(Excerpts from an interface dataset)
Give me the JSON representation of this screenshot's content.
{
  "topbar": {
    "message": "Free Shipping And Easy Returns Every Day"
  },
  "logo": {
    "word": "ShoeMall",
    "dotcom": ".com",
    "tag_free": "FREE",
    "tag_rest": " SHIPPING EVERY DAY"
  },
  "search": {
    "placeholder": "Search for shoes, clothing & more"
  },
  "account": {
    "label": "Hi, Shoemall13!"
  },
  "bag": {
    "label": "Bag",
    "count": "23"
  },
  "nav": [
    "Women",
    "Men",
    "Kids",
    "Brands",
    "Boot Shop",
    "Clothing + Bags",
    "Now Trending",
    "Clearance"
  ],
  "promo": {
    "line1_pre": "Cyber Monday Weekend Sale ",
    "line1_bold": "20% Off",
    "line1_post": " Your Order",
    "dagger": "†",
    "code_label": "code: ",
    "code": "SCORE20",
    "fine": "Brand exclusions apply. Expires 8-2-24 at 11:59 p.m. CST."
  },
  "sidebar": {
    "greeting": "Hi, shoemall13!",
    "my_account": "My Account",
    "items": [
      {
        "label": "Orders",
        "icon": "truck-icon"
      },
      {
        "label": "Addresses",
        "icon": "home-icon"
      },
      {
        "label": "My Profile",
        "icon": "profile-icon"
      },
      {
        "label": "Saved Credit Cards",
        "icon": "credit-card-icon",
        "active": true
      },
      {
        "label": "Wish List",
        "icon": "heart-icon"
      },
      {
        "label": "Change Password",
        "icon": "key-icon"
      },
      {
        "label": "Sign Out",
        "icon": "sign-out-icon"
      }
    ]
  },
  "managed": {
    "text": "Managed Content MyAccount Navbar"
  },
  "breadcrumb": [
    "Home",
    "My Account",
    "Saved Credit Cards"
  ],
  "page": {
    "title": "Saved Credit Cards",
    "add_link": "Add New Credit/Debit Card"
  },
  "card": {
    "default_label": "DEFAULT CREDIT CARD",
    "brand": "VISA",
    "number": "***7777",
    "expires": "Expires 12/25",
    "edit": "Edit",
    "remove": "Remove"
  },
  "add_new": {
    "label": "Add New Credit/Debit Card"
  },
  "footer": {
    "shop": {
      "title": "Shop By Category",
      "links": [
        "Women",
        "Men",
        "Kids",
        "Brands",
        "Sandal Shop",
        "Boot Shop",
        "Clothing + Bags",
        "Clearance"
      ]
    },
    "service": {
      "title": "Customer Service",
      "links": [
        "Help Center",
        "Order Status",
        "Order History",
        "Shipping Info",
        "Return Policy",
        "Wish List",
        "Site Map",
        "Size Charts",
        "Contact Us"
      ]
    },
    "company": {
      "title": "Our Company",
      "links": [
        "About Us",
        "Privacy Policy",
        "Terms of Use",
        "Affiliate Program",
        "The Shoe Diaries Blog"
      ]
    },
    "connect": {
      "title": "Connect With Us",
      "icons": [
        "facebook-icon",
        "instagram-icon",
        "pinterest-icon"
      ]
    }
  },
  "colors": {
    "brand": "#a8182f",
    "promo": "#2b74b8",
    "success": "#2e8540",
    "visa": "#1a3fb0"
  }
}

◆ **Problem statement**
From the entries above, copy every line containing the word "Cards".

◆ **Task answer**
        "label": "Saved Credit Cards",
    "Saved Credit Cards"
    "title": "Saved Credit Cards",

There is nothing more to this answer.